_ACTIVITY_
The required result is every line of the records that includes "title".

Records from a dataset:
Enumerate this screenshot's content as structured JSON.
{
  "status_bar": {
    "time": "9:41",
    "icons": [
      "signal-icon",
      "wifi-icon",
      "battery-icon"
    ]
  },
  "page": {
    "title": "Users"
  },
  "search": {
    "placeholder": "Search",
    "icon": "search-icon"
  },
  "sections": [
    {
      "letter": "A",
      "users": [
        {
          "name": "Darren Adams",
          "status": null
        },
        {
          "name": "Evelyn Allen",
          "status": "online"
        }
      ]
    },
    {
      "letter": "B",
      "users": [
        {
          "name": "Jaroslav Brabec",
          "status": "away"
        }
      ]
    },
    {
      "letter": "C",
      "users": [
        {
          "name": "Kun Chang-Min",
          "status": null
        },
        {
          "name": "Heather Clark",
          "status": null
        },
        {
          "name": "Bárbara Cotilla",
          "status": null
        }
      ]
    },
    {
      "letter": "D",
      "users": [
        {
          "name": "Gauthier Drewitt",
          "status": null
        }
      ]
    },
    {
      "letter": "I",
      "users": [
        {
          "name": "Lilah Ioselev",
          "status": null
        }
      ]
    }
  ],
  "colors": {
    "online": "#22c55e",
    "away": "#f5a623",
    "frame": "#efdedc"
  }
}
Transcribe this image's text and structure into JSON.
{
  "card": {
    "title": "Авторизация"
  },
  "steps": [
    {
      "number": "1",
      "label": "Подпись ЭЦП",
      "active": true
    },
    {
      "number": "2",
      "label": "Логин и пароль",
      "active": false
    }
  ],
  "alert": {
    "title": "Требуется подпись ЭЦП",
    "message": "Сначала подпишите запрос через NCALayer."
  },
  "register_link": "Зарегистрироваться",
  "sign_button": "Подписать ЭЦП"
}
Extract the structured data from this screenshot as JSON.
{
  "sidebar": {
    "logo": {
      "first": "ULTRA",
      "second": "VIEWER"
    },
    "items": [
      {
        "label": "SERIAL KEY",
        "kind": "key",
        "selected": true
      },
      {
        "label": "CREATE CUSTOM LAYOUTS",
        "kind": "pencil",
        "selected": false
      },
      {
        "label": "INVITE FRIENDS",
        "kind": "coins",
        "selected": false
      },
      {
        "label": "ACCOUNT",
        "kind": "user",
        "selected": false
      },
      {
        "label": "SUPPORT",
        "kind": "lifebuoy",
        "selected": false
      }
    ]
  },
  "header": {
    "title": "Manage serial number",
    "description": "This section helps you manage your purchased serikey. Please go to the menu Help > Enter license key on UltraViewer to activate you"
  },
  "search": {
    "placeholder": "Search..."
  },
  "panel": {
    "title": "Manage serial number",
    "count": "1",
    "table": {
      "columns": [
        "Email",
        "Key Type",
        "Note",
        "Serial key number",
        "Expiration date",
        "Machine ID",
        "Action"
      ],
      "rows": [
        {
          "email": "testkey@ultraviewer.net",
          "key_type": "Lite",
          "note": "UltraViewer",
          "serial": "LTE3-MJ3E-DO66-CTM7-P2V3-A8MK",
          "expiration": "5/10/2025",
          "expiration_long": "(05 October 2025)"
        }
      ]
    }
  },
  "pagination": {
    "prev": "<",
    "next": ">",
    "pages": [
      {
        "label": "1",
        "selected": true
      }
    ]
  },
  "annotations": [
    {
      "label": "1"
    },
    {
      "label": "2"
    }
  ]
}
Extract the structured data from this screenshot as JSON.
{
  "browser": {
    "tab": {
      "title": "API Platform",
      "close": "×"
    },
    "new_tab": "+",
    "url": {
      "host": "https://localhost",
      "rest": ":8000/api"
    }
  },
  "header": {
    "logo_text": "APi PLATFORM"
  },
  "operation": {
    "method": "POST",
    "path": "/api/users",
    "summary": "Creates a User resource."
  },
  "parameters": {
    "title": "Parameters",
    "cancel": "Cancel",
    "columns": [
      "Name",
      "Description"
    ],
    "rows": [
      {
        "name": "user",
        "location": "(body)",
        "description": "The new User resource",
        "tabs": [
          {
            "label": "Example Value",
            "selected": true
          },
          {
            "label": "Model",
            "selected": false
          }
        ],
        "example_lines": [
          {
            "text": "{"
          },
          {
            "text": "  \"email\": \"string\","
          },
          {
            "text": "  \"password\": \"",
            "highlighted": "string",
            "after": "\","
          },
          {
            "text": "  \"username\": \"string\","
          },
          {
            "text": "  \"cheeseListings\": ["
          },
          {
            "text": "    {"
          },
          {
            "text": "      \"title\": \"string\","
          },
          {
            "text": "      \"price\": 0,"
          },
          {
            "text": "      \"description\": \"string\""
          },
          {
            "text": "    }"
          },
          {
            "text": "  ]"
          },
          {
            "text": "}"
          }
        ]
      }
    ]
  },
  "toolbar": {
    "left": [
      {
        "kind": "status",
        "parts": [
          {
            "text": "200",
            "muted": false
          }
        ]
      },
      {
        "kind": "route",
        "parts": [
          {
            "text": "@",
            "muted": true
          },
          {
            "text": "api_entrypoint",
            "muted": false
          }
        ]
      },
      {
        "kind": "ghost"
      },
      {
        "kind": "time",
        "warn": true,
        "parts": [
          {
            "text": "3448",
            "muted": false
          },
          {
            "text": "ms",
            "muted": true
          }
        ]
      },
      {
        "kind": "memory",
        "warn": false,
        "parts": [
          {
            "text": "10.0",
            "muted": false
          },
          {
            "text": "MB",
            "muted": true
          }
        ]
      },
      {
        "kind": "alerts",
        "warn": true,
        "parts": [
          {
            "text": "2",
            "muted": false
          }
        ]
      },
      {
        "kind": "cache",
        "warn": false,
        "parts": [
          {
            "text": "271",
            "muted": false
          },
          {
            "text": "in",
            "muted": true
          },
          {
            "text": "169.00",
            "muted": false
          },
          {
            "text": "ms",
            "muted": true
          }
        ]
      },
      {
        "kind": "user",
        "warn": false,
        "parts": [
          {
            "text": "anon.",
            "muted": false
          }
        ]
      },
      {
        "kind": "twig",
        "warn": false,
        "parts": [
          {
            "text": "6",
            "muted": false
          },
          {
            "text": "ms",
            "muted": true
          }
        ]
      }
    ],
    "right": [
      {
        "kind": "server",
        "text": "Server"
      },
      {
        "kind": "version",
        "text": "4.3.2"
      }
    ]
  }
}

_EXERCISE SOLUTION_
    "title": "Users"
    "title": "Авторизация"
    "title": "Требуется подпись ЭЦП",
    "title": "Manage serial number",
    "title": "Manage serial number",
      "title": "API Platform",
    "title": "Parameters",
            "text": "      \"title\": \"string\","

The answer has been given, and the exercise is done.